Busi­nesses such as Boohoo are bank­ing on scale to source all of their gar­ments for all their brands from the same sup­pli­ers at better prices, and share all the back-end in­fra­struc­ture to keep the brands alive. They have a de­cent shot at cap­tur­ing a new wave of shop­pers.

Those that live on­line on their own will find the go­ing much harder and it means mar­ket­ing be­comes even more im­por­tant.

From a com­mer­cial stand­point, Karen Millen is arguably the most mean­ing­ful be­cause its suc­cess stems from sell­ing to more af­flu­ent shop­pers at higher prices. The main con­cern af­ter Boohoo swooped was the po­ten­tial mis­match that could de­value the brand.

Laura Ash­ley’s new owner is Gor­don Brothers, the re­struc­tur­ing spe­cial­ist, which is typ­i­cally drafted in to shift the leftover stock for de­funct brands.

Its view, ac­cord­ing to Nick Tay­lor, a se­nior man­ag­ing direc­tor, is that e-com­merce is only one pil­lar of its wider strat­egy that he calls “as­set­less”. He wants to ex­pand its port­fo­lio of li­cences and fran­chises, and strike more whole­sale deals. “Through strate­gic li­cens­ing ar­range­ments and spe­cial­ist com­pa­nies, a brand can del­e­gate many of a re­tailer’s com­plex­iti com­plex­i­ties, obli­ga­tions, sourc­ing, dis­tri­bu­tion and an lo­gis­tics,” Tay­lor says.

Be­fore the pan­demic, pan­dem struc­tural changes in re­tail, such suc as the shift to on­line, were al­ready al­read ev­i­dent, Tay­lor says. What the pan­demic has done is ac­cel­er­ate those changes. “It’s likely that we’ll see 10 years’ ye worth in as many months.”

It is not just the re­cent re­cen wave of brands that have sought a life on­line. BHS, once owned by Sir Philip Green, launched on­line a few months af­ter the high street cha chain went bust in 2016 af­ter Qata Qatar-based owner Al Mana bought its web­site and its in­ter­nati in­ter­na­tional arm. How­ever, it an an­nounced it was shut­ting d down two years later.

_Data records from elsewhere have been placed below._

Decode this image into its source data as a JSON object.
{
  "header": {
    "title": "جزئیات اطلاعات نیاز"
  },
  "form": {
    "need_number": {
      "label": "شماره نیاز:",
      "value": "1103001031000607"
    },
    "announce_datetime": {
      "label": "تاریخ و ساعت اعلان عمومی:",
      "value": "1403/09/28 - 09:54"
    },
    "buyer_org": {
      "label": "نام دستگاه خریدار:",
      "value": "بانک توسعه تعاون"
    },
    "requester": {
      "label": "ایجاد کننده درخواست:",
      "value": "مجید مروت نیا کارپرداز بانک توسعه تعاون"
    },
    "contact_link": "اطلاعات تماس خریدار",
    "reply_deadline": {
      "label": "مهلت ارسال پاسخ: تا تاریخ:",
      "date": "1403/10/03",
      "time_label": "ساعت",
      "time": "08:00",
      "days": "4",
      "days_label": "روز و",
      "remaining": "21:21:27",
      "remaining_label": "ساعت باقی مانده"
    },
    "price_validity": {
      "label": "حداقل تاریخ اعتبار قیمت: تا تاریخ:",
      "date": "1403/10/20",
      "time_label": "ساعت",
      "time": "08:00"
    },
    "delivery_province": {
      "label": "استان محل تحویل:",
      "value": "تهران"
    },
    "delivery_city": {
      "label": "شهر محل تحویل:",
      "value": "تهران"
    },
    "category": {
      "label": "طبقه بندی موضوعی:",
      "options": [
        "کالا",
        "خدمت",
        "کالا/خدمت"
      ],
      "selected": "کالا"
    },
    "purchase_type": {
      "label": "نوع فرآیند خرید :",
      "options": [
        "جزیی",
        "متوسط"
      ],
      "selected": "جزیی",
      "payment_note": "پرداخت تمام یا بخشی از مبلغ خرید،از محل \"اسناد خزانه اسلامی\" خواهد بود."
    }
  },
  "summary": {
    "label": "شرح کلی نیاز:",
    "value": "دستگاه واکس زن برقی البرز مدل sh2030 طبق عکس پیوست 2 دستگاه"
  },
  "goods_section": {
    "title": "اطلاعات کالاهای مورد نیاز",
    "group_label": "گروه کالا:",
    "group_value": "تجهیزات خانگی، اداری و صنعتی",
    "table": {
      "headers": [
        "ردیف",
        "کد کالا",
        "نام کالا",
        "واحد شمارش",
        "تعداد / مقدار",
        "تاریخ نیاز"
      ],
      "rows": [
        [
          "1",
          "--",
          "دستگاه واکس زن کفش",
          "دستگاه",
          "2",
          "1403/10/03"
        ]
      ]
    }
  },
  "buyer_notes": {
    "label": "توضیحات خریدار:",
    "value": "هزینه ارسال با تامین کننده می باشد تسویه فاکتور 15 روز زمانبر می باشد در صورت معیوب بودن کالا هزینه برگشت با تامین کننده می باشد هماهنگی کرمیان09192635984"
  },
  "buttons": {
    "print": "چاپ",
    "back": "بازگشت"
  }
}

The Wool Wool­worths brand was also res­ur­rected re on­line for sev­eral years af­ter the re­tailer r col­lapsed in 2008. Sell­ing o on­line is not ex­actly am a mon­ey­maker. Dis­count fas fash­ion chain Pri­mark, for e ex­am­ple, has been res­o­lute in its re­fusal to sell on­line be­cau be­cause it would erode its al­ready t thin profit mar­gins. The cost costs of de­liv­ery and ware­hous­ing all add up. More­over, los­ing t their phys­i­cal pres­ence would ha have been detri­men­tal to sales for most brands in the first in in­stance too. “Most peo­ple are look­ing at busi­nesses through throug the only eyes they’ve got and they are rooted in the p past,” says Hy­man.

“What th that leads them to con­clud con­clude is that if they can ditch the li­a­bilit li­a­bil­i­ties, ev­ery ev­ery­thing will be al­right al­right. More than ever be be­fore, no one is owed a liv­ing in the mar­ket that is un­foldi un­fold­ing. It would be re­all re­ally naive for peo­ple to think that be­ing on­line means more than it does.”

Left to right: Ware­house, TM Lewin and Laura Ash­ley have all run into fi­nan­cial dif­fi­cul­ties fol­low­ing the Covid out­break Han­nah Ut­t­ley

Newspapers in English

Newspapers from UK

© PressReader. All rights reserved.